I'm not quite sure how far back the reach of History SE travels, but I thought I'd push my luck!

As the question asks really. Do we have any evidence that suggests homo sapiens or any of our close relatives were outcompeted in any local environment by any other animal (non-hominid species)?

From my initial thoughts, I'd guess that if this were to happen it would be unlikely to happen after the advent of agriculture so we'd be looking at the paleolithic. Unfortunately, my research thus far has turned up a dizzying array of examples of humans extirpating other animals and none the other way around (which I suppose is a finding of itself).

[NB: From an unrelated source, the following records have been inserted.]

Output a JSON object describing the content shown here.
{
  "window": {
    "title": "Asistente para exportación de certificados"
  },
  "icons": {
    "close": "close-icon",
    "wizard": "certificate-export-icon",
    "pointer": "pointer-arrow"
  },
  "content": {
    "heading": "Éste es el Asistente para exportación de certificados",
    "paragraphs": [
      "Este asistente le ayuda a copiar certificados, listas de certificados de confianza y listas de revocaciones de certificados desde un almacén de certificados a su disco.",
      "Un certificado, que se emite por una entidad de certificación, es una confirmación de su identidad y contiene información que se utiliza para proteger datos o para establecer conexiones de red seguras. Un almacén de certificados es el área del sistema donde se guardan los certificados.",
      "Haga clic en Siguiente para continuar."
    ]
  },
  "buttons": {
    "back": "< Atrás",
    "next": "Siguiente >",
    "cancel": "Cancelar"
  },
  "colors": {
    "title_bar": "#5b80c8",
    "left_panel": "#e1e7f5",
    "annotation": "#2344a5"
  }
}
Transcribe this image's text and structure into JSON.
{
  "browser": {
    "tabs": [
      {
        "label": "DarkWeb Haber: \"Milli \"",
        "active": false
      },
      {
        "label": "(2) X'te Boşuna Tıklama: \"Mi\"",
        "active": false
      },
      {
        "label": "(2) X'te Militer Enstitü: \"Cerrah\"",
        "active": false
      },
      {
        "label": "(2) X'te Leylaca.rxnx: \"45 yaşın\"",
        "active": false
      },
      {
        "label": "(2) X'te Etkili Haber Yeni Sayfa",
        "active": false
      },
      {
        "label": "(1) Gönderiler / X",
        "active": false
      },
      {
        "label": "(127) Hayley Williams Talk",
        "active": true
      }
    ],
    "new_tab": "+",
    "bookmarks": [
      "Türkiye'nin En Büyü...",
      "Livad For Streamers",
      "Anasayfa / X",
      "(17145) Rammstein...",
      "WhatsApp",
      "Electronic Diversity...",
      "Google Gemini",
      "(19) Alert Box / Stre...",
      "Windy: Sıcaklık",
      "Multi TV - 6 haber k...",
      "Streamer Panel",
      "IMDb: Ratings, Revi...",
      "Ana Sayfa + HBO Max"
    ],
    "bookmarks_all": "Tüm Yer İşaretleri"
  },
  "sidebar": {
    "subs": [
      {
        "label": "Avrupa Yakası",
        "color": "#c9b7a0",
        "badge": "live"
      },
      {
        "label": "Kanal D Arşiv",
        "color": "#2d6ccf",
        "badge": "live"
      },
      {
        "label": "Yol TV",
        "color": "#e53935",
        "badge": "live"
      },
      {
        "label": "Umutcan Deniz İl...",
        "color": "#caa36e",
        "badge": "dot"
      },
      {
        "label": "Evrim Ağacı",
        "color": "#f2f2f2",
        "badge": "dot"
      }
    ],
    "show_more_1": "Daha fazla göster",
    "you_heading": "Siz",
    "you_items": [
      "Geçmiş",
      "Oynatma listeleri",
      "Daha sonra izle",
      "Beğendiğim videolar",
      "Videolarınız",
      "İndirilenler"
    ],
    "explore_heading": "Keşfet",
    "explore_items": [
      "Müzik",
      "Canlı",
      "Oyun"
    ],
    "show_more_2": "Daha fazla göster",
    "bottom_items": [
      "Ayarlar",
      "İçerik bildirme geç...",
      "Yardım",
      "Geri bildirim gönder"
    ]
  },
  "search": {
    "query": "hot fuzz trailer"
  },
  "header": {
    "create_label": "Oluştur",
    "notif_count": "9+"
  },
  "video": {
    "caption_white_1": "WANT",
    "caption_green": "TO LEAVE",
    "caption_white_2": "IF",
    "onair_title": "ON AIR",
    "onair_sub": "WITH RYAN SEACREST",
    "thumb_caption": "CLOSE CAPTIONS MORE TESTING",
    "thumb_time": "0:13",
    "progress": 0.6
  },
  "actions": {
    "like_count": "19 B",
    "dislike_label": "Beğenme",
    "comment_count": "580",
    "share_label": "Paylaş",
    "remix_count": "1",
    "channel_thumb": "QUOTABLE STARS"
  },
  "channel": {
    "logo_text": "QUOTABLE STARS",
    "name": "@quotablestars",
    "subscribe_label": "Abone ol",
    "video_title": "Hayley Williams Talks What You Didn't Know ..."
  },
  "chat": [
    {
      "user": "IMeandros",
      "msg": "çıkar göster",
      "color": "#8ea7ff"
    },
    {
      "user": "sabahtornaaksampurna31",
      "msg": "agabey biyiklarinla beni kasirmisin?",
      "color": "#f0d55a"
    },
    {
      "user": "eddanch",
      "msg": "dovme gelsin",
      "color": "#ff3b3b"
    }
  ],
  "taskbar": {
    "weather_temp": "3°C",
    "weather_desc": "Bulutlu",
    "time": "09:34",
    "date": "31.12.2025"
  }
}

Appreciating the difficulty in finding evidence, does anyone know of any that exists?

closed as off-topic by Samuel Russell, KorvinStarmast, José Carlos Santos, Pieter Geerkens, sempaiscuba Feb 13 at 11:28

This question appears to be off-topic. The users who voted to close gave this specific reason:

  • "Questions on social sciences other than History are off-topic here, unless they also involve history in some fashion. While ethics, archaeology, etc. are all connected to history, each field has their own experts who are better equipped to answer such questions." – Samuel Russell, KorvinStarmast, José Carlos Santos, Pieter Geerkens, sempaiscuba
If this question can be reworded to fit the rules in the help center, please edit the question.

  • 4
    I'm not sure what "your research" consists of but Tim Flannery's got a book on the subject, "A Gap in Nature", and it's quite easy to think of some of the more obvious contrary options. However, similar problems abound as in much else of prehistory -- with the wrong climatological conditions, we would never know people had been in that place to begin with. Let's say we have a mesa or somewhere to which people climbed, and then perhaps some snake (or other) species managed to eat all the locals. Very little evidence left. As such though, the Brazilian Snake Island might actually count? – gktscrk Feb 12 at 16:21
  • 1
    @gktscrk Evidently my research wasn't quite as good as I'd hoped! Thanks for the book suggestion :). I also understand the difficulty in assessing something like this. Even with the perfect climatological conditions, it would still be exceedingly difficult to determine whether we were outcompeted or fell foul of another cause of extirpation. – Ynneadwraith Feb 12 at 16:31
  • 1
    Sometimes people have to leave their house because it gets infested by ants or termites – Clint Eastwood Feb 12 at 16:34
  • 1
    Regarding being outcompeted: local.theonion.com/… – Clint Eastwood Feb 12 at 16:49
  • 2
    Parasites, sickness and their vectors count as animals? – Santiago Feb 12 at 17:25

Browse other questions tagged or ask your own question.